California Attorney General Xavier BecerraXavier BecerraJudge dismisses most of Trump administration lawsuit over California immigration laws Overnight Health Care: Trump officials want more time to reunite families | Washington braces for Supreme Court pick | Nebraska could be next state to vote on Medicaid expansion Judge rejects Trump administration's request to block California sanctuary laws MORE, who led the litigation, applauded the Monday ruling.

“The U.S. Environmental Protection Agency admitted in this case that it failed to do its job and meet its deadline under the Clean Air Act,” he said in a statement. “The stakes are high. The smog-reducing requirements at issue will save hundreds of lives and prevent 230,000 asthma attacks among children. That’s worth fighting for.”

Environmental groups also welcomed the decision.

“Today’s court decision is a big win for the health of America’s children. It will help us protect families and communities by ensuring that EPA is moving forward to implement health-based protections to reduce smog,” said Rachel Fullmer, an attorney with the Environmental Defense Fund.

Green groups who sued the Trump administration over the ozone delay wanted a quicker deadline, while the EPA pushed for April 30, saying it could meet that timeline.

The EPA is under a different timeline for the area surrounding San Antonio because the Texas state government is submitting new information.

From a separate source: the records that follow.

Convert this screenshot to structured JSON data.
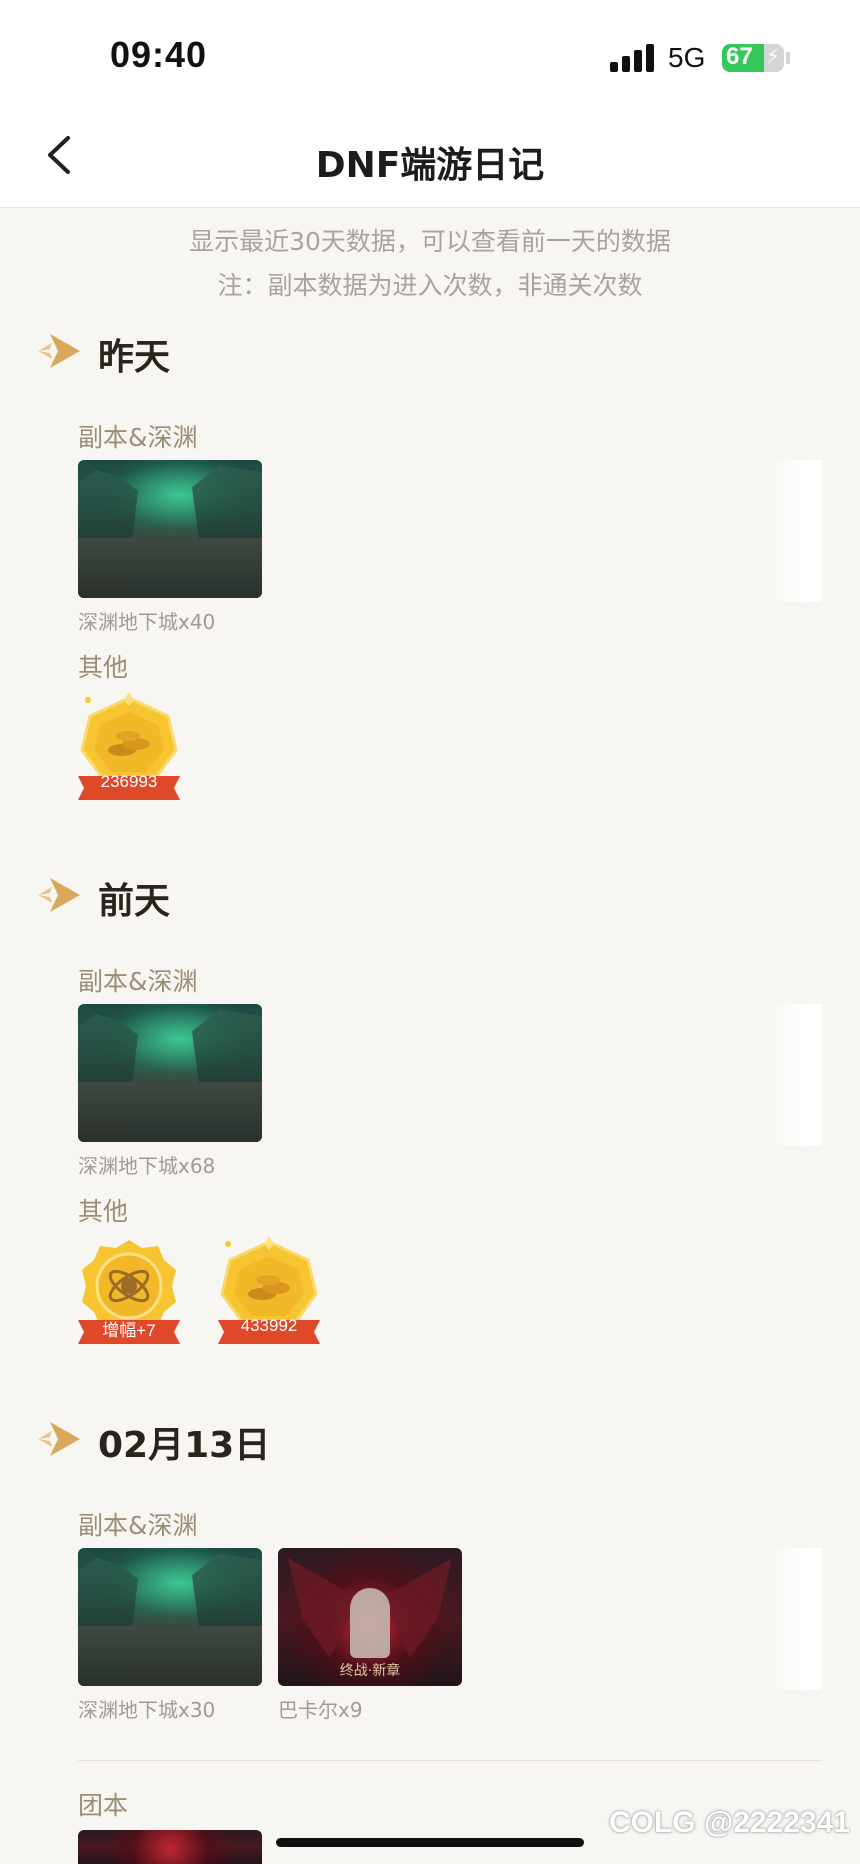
{
  "status_bar": {
    "time": "09:40",
    "network": "5G",
    "battery": "67",
    "battery_level": 0.67
  },
  "nav": {
    "title": "DNF端游日记",
    "back_icon": "chevron-left-icon"
  },
  "notice": {
    "line1": "显示最近30天数据，可以查看前一天的数据",
    "line2": "注：副本数据为进入次数，非通关次数"
  },
  "colors": {
    "accent_gold": "#d9a85b",
    "badge_gold": "#f6c531",
    "ribbon_red": "#e0482a",
    "title": "#2a241c",
    "sublabel": "#9c8d77",
    "caption": "#a49b8f"
  },
  "sections": [
    {
      "title": "昨天",
      "dungeon_label": "副本&深渊",
      "dungeons": [
        {
          "caption": "深渊地下城x40",
          "image": "abyss-dungeon"
        }
      ],
      "other_label": "其他",
      "others": [
        {
          "value": "236993",
          "icon": "gold-coins-icon"
        }
      ]
    },
    {
      "title": "前天",
      "dungeon_label": "副本&深渊",
      "dungeons": [
        {
          "caption": "深渊地下城x68",
          "image": "abyss-dungeon"
        }
      ],
      "other_label": "其他",
      "others": [
        {
          "value": "增幅+7",
          "icon": "amplify-icon"
        },
        {
          "value": "433992",
          "icon": "gold-coins-icon"
        }
      ]
    },
    {
      "title": "02月13日",
      "dungeon_label": "副本&深渊",
      "dungeons": [
        {
          "caption": "深渊地下城x30",
          "image": "abyss-dungeon"
        },
        {
          "caption": "巴卡尔x9",
          "image": "bakal-raid",
          "image_text": "终战·新章"
        }
      ],
      "raid_label": "团本"
    }
  ],
  "watermark": "COLG @2222341"
}
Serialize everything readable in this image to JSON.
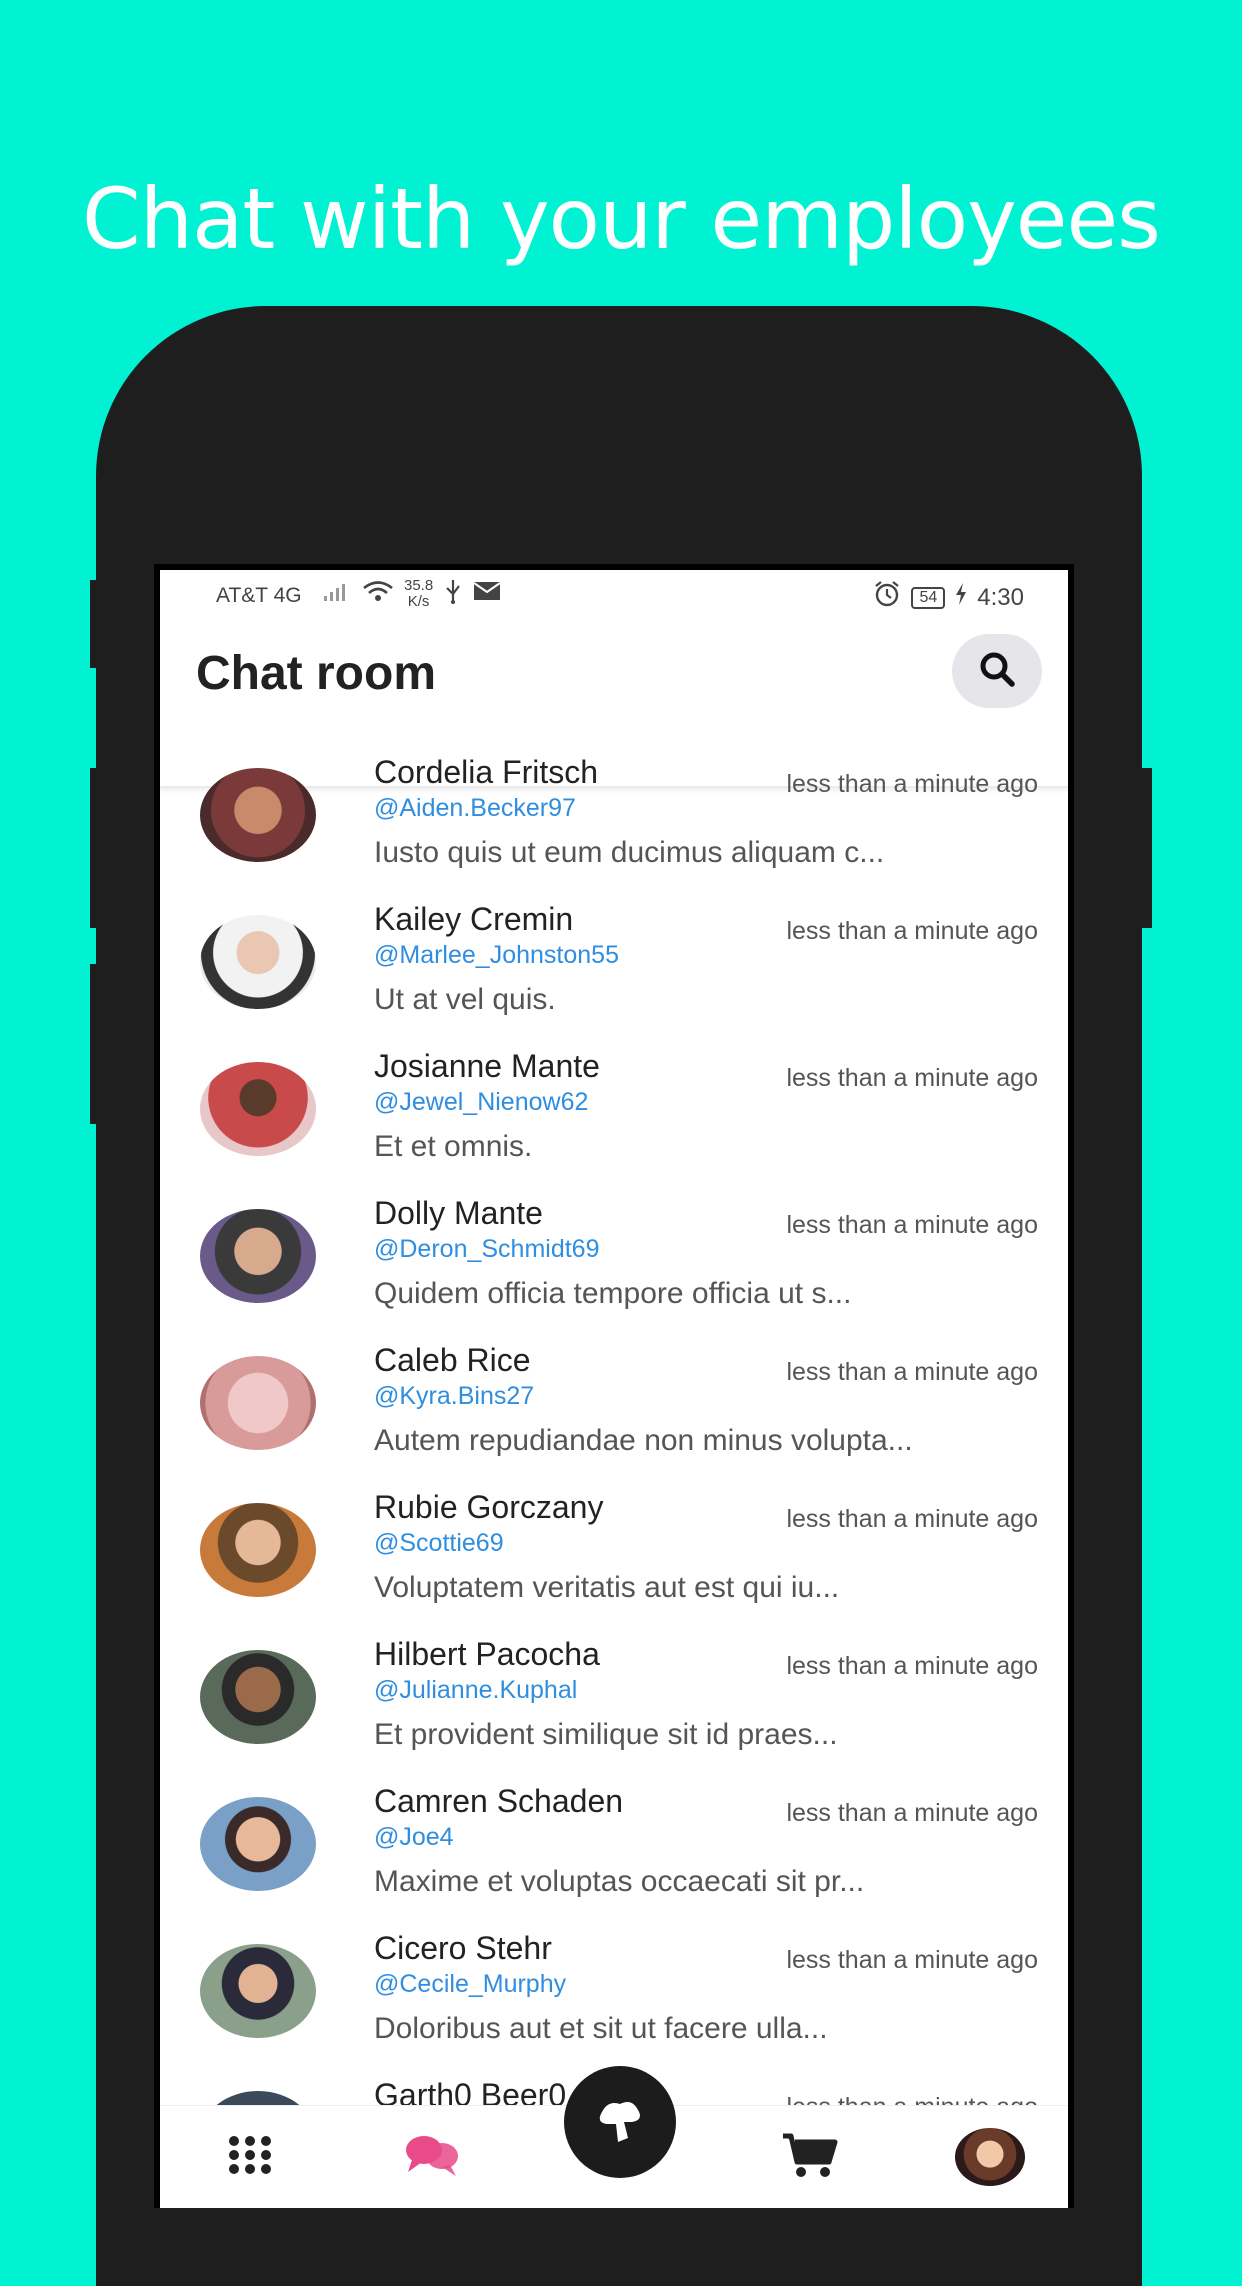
{
  "headline": "Chat with your employees",
  "status_bar": {
    "carrier": "AT&T 4G",
    "speed_value": "35.8",
    "speed_unit": "K/s",
    "battery": "54",
    "time": "4:30"
  },
  "app_bar": {
    "title": "Chat room"
  },
  "chats": [
    {
      "name": "Cordelia Fritsch",
      "handle": "@Aiden.Becker97",
      "time": "less than a minute ago",
      "message": "Iusto quis ut eum ducimus aliquam c..."
    },
    {
      "name": "Kailey Cremin",
      "handle": "@Marlee_Johnston55",
      "time": "less than a minute ago",
      "message": "Ut at vel quis."
    },
    {
      "name": "Josianne Mante",
      "handle": "@Jewel_Nienow62",
      "time": "less than a minute ago",
      "message": "Et et omnis."
    },
    {
      "name": "Dolly Mante",
      "handle": "@Deron_Schmidt69",
      "time": "less than a minute ago",
      "message": "Quidem officia tempore officia ut s..."
    },
    {
      "name": "Caleb Rice",
      "handle": "@Kyra.Bins27",
      "time": "less than a minute ago",
      "message": "Autem repudiandae non minus volupta..."
    },
    {
      "name": "Rubie Gorczany",
      "handle": "@Scottie69",
      "time": "less than a minute ago",
      "message": "Voluptatem veritatis aut est qui iu..."
    },
    {
      "name": "Hilbert Pacocha",
      "handle": "@Julianne.Kuphal",
      "time": "less than a minute ago",
      "message": "Et provident similique sit id praes..."
    },
    {
      "name": "Camren Schaden",
      "handle": "@Joe4",
      "time": "less than a minute ago",
      "message": "Maxime et voluptas occaecati sit pr..."
    },
    {
      "name": "Cicero Stehr",
      "handle": "@Cecile_Murphy",
      "time": "less than a minute ago",
      "message": "Doloribus aut et sit ut facere ulla..."
    },
    {
      "name": "Garth0 Beer0",
      "handle": "",
      "time": "less than a minute ago",
      "message": ""
    }
  ],
  "colors": {
    "background": "#00F2D2",
    "phone_frame": "#1e1e1e",
    "handle": "#2f8ee0",
    "chat_icon": "#e84a8a"
  },
  "bottom_nav": {
    "items": [
      "grid-icon",
      "chat-bubbles-icon",
      "home-center-icon",
      "cart-icon",
      "profile-avatar"
    ]
  }
}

That area’s deadline is October.

Gilliam was nominated to the bench by former President Obama.

Updated at 5:06 p.m.